- Records drawn from a dataset:
──────────

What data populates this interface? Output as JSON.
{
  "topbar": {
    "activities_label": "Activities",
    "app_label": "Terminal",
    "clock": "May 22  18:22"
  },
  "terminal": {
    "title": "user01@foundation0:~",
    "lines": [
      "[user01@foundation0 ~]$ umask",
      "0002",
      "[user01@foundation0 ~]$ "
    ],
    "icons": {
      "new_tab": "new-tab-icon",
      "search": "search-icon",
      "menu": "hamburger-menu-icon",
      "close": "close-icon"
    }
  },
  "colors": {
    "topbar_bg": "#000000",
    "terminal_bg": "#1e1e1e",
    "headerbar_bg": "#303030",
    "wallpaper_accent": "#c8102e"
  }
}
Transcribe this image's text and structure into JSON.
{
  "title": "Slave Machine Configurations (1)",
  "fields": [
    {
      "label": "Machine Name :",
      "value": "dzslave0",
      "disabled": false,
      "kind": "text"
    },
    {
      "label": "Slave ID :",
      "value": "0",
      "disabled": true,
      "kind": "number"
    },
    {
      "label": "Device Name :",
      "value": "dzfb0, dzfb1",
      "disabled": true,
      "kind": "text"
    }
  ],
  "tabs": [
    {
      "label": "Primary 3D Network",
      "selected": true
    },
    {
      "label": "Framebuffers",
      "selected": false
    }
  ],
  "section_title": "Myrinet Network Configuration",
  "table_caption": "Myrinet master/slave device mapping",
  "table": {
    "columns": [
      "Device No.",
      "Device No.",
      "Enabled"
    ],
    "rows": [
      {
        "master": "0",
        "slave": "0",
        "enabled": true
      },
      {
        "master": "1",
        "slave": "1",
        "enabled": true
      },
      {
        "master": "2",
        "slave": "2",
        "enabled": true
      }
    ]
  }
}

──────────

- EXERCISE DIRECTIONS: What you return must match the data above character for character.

- TASK RESULT:
What data populates this interface? Output as JSON.
{
  "topbar": {
    "activities_label": "Activities",
    "app_label": "Terminal",
    "clock": "May 22  18:22"
  },
  "terminal": {
    "title": "user01@foundation0:~",
    "lines": [
      "[user01@foundation0 ~]$ umask",
      "0002",
      "[user01@foundation0 ~]$ "
    ],
    "icons": {
      "new_tab": "new-tab-icon",
      "search": "search-icon",
      "menu": "hamburger-menu-icon",
      "close": "close-icon"
    }
  },
  "colors": {
    "topbar_bg": "#000000",
    "terminal_bg": "#1e1e1e",
    "headerbar_bg": "#303030",
    "wallpaper_accent": "#c8102e"
  }
}
Transcribe this image's text and structure into JSON.
{
  "title": "Slave Machine Configurations (1)",
  "fields": [
    {
      "label": "Machine Name :",
      "value": "dzslave0",
      "disabled": false,
      "kind": "text"
    },
    {
      "label": "Slave ID :",
      "value": "0",
      "disabled": true,
      "kind": "number"
    },
    {
      "label": "Device Name :",
      "value": "dzfb0, dzfb1",
      "disabled": true,
      "kind": "text"
    }
  ],
  "tabs": [
    {
      "label": "Primary 3D Network",
      "selected": true
    },
    {
      "label": "Framebuffers",
      "selected": false
    }
  ],
  "section_title": "Myrinet Network Configuration",
  "table_caption": "Myrinet master/slave device mapping",
  "table": {
    "columns": [
      "Device No.",
      "Device No.",
      "Enabled"
    ],
    "rows": [
      {
        "master": "0",
        "slave": "0",
        "enabled": true
      },
      {
        "master": "1",
        "slave": "1",
        "enabled": true
      },
      {
        "master": "2",
        "slave": "2",
        "enabled": true
      }
    ]
  }
}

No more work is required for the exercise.